Josephine Stoddard Encourages Play for All

Josephine Stoddard


IF YOU’VE VISITED San Anselmo’s MH Bread and Butter, chances are you’ve seen Josephine Stoddard. As the bakery’s front of house manager Stoddard tends to be at the center of the action, but her life is filled with more than just fine carbs.

How did you get into Hula-Hooping? During my last year of high school, I began fire dancing lessons with my mother as a way [she picked] for us to bond in my late teens. I thought it was totally lame at the time. Shortly after that, I decided to take the funds that I had put away for college tuition and join my fire spinning instructor in a group of volunteer circus performers to do free fire performance while traveling in India for six months. I joined the circus team as a fire poi spinner, but my attention was immediately caught by our star hooper. When I returned to the States a couple months later, the hoop had become my favorite dancing prop.

What are some of the most common misconceptions you hear about the activity? That it is meant for children. Hula-Hooping is a flow dance form for people of all ages, benefiting mostly adults. Though it can be used as a workout technique, hooping is best used to find body awareness and bring the idea of play back into the lives of adults. Every time I hoop in public or begin a class, I find someone who was “school champion of Hula-Hooping” back in the day. My job is to show those people that their age is not what holds them back from keeping that title, but the idea that as adults we can no longer simply play for the joy of it.

What do you enjoy the most about it? Hooping brings me back to my happy space. It’s too easy in this fastpaced world to lose yourself and find yourself exhausted. Hooping raises my body and mind awareness and helps my creative flow, as well as my appreciation and excitement for life. Seriously, what’s better than turning up your favorite jam and hooping your heart out?

Why should people give Hula-Hooping a try? My students are constantly surprised by their newfound abilities in my class and the fact that they break a sweat. Tricks and dance movement take over their bodies and minds in a way they haven’t experienced before. With hooping, we mix geometry and dance, creating a ton of brainpower you’re not activating on a daily basis.

Josephine Stoddard, instructor,
Marin Power Yoga, 141 Tunstead Avenue, San Anselmo,

This article originally appeared in Marin Magazine’s print edition with the headline: “Play On”.

Kasia Pawlowska

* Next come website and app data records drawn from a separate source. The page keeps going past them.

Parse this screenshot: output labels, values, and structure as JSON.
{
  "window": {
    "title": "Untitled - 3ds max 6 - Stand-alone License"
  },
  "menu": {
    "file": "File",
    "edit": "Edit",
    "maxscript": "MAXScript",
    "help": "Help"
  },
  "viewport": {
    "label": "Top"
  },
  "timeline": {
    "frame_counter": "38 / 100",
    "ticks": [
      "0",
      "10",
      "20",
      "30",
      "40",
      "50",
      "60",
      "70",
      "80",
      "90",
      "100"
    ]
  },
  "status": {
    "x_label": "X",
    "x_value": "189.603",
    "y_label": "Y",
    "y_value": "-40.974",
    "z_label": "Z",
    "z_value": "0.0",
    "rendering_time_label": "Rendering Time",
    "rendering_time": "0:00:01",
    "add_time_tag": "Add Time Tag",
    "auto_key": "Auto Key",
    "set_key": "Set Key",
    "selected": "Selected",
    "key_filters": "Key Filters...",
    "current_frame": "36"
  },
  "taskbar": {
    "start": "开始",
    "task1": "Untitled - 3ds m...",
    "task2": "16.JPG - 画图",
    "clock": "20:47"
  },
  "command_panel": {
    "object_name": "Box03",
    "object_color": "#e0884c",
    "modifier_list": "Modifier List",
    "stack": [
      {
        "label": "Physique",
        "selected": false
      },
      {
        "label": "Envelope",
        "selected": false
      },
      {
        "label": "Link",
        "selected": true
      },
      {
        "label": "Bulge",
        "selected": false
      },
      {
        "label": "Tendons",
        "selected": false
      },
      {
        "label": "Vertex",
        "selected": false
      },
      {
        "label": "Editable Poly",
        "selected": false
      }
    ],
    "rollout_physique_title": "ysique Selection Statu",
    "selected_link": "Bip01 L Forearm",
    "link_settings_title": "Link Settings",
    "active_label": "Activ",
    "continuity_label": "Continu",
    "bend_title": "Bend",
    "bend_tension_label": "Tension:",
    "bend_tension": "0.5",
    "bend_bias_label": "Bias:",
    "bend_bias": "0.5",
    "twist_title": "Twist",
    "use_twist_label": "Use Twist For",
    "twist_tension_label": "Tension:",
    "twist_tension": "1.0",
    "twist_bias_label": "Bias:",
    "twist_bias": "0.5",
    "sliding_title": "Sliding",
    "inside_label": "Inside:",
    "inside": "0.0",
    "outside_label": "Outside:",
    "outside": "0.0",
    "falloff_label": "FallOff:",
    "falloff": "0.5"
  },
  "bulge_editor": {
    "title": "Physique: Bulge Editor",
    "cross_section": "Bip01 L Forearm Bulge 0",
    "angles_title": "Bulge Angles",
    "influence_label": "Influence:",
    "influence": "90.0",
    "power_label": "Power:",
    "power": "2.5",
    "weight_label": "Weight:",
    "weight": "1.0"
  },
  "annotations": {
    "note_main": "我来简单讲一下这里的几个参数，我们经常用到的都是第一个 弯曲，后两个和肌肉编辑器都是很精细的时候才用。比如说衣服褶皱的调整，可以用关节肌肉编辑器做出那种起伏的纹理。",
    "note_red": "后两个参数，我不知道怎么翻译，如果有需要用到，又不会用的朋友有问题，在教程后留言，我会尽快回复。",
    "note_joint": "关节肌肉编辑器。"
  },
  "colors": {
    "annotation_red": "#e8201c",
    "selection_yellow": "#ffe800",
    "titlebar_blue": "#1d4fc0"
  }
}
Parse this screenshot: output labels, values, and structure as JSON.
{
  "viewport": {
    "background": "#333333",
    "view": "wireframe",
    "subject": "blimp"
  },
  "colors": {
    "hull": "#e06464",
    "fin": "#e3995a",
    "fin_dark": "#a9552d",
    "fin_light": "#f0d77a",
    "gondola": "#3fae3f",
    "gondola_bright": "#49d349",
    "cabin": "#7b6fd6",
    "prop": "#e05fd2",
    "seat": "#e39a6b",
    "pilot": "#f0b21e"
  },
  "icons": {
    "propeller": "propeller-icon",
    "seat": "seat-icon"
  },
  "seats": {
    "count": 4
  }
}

Kasia Pawlowska loves words. A native of Poland, Kasia moved to the States when she was seven. The San Francisco State University creative writing graduate went on to write for publications like the San Francisco Bay Guardian and KQED Arts among others prior to joining the Marin Magazine staff. Topics Kasia has covered include travel, trends, mushroom hunting, an award-winning series on social media addiction and loads of other random things. When she’s not busy blogging or researching and writing articles, she’s either at home writing postcards and reading or going to shows. Recently, Kasia has been trying to branch out and diversify, ie: use different emojis. Her quest for the perfect chip is never-ending.